TASK
The lines from the one containing "Convert this screenshot" through the final line of the listing below are what the answer must repeat, exactly and only, leaving pictures out.

(Beginning of PROVIDED DATA)

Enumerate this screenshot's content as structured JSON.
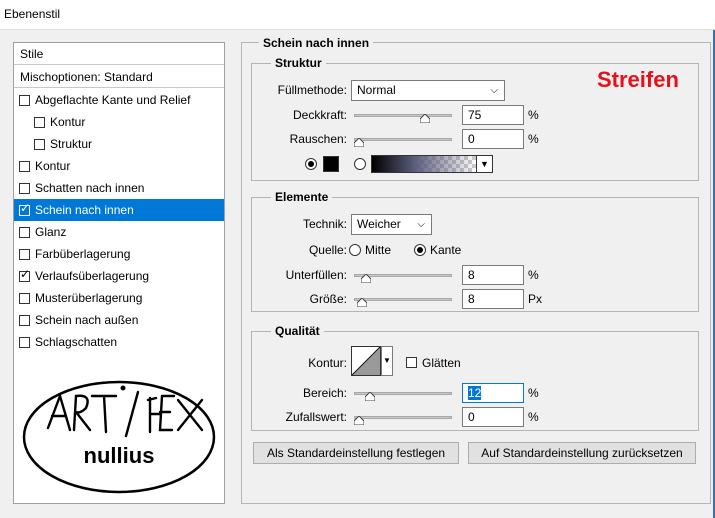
{
  "window": {
    "title": "Ebenenstil"
  },
  "left_panel": {
    "header": "Stile",
    "blend_options": "Mischoptionen: Standard",
    "items": [
      {
        "label": "Abgeflachte Kante und Relief",
        "checked": false,
        "indent": 0,
        "selected": false
      },
      {
        "label": "Kontur",
        "checked": false,
        "indent": 1,
        "selected": false
      },
      {
        "label": "Struktur",
        "checked": false,
        "indent": 1,
        "selected": false
      },
      {
        "label": "Kontur",
        "checked": false,
        "indent": 0,
        "selected": false
      },
      {
        "label": "Schatten nach innen",
        "checked": false,
        "indent": 0,
        "selected": false
      },
      {
        "label": "Schein nach innen",
        "checked": true,
        "indent": 0,
        "selected": true
      },
      {
        "label": "Glanz",
        "checked": false,
        "indent": 0,
        "selected": false
      },
      {
        "label": "Farbüberlagerung",
        "checked": false,
        "indent": 0,
        "selected": false
      },
      {
        "label": "Verlaufsüberlagerung",
        "checked": true,
        "indent": 0,
        "selected": false
      },
      {
        "label": "Musterüberlagerung",
        "checked": false,
        "indent": 0,
        "selected": false
      },
      {
        "label": "Schein nach außen",
        "checked": false,
        "indent": 0,
        "selected": false
      },
      {
        "label": "Schlagschatten",
        "checked": false,
        "indent": 0,
        "selected": false
      }
    ],
    "logo": {
      "line1": "ART / FEX",
      "line2": "nullius"
    }
  },
  "main": {
    "section_title": "Schein nach innen",
    "annotation": "Streifen",
    "struktur": {
      "title": "Struktur",
      "fill_method_label": "Füllmethode:",
      "fill_method_value": "Normal",
      "opacity_label": "Deckkraft:",
      "opacity_value": "75",
      "opacity_unit": "%",
      "opacity_level": 0.75,
      "noise_label": "Rauschen:",
      "noise_value": "0",
      "noise_unit": "%",
      "noise_level": 0.0,
      "color_mode": "solid"
    },
    "elemente": {
      "title": "Elemente",
      "technique_label": "Technik:",
      "technique_value": "Weicher",
      "source_label": "Quelle:",
      "source_options": [
        "Mitte",
        "Kante"
      ],
      "source_selected": "Kante",
      "choke_label": "Unterfüllen:",
      "choke_value": "8",
      "choke_unit": "%",
      "choke_level": 0.08,
      "size_label": "Größe:",
      "size_value": "8",
      "size_unit": "Px",
      "size_level": 0.03
    },
    "qualitaet": {
      "title": "Qualität",
      "contour_label": "Kontur:",
      "antialias_label": "Glätten",
      "antialias_checked": false,
      "range_label": "Bereich:",
      "range_value": "12",
      "range_unit": "%",
      "range_level": 0.12,
      "jitter_label": "Zufallswert:",
      "jitter_value": "0",
      "jitter_unit": "%",
      "jitter_level": 0.0
    },
    "buttons": {
      "set_default": "Als Standardeinstellung festlegen",
      "reset_default": "Auf Standardeinstellung zurücksetzen"
    }
  },
  "colors": {
    "selection": "#0078d7",
    "annotation": "#e8101a"
  }
}
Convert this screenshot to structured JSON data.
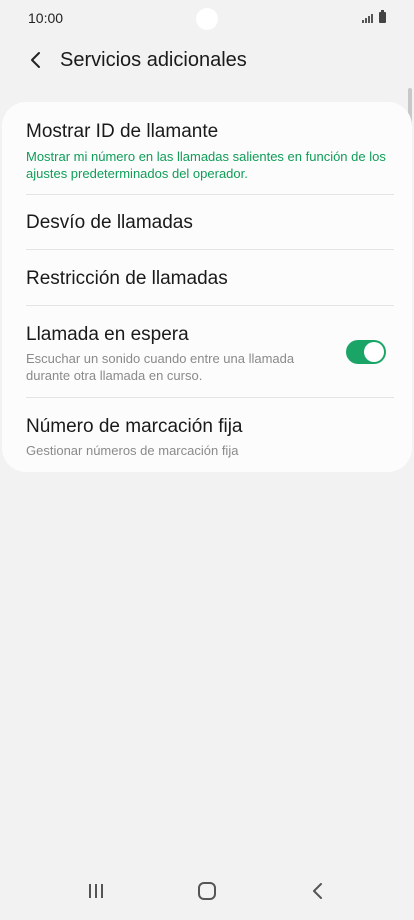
{
  "status_bar": {
    "time": "10:00",
    "icons": [
      "signal-icon",
      "battery-icon"
    ]
  },
  "header": {
    "back_icon": "chevron-left-icon",
    "title": "Servicios adicionales"
  },
  "settings": {
    "items": [
      {
        "title": "Mostrar ID de llamante",
        "subtitle": "Mostrar mi número en las llamadas salientes en función de los ajustes predeterminados del operador."
      },
      {
        "title": "Desvío de llamadas"
      },
      {
        "title": "Restricción de llamadas"
      },
      {
        "title": "Llamada en espera",
        "subtitle": "Escuchar un sonido cuando entre una llamada durante otra llamada en curso.",
        "toggle_on": true
      },
      {
        "title": "Número de marcación fija",
        "subtitle": "Gestionar números de marcación fija"
      }
    ]
  },
  "colors": {
    "accent_green": "#1aa567",
    "subtitle_green": "#0f9d58",
    "background": "#f2f2f2"
  },
  "nav_bar": {
    "icons": [
      "recent-apps-icon",
      "home-icon",
      "back-icon"
    ]
  }
}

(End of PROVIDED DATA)

RESPONSE TO THIS EXERCISE
Convert this screenshot to structured JSON data.
{
  "status_bar": {
    "time": "10:00",
    "icons": [
      "signal-icon",
      "battery-icon"
    ]
  },
  "header": {
    "back_icon": "chevron-left-icon",
    "title": "Servicios adicionales"
  },
  "settings": {
    "items": [
      {
        "title": "Mostrar ID de llamante",
        "subtitle": "Mostrar mi número en las llamadas salientes en función de los ajustes predeterminados del operador."
      },
      {
        "title": "Desvío de llamadas"
      },
      {
        "title": "Restricción de llamadas"
      },
      {
        "title": "Llamada en espera",
        "subtitle": "Escuchar un sonido cuando entre una llamada durante otra llamada en curso.",
        "toggle_on": true
      },
      {
        "title": "Número de marcación fija",
        "subtitle": "Gestionar números de marcación fija"
      }
    ]
  },
  "colors": {
    "accent_green": "#1aa567",
    "subtitle_green": "#0f9d58",
    "background": "#f2f2f2"
  },
  "nav_bar": {
    "icons": [
      "recent-apps-icon",
      "home-icon",
      "back-icon"
    ]
  }
}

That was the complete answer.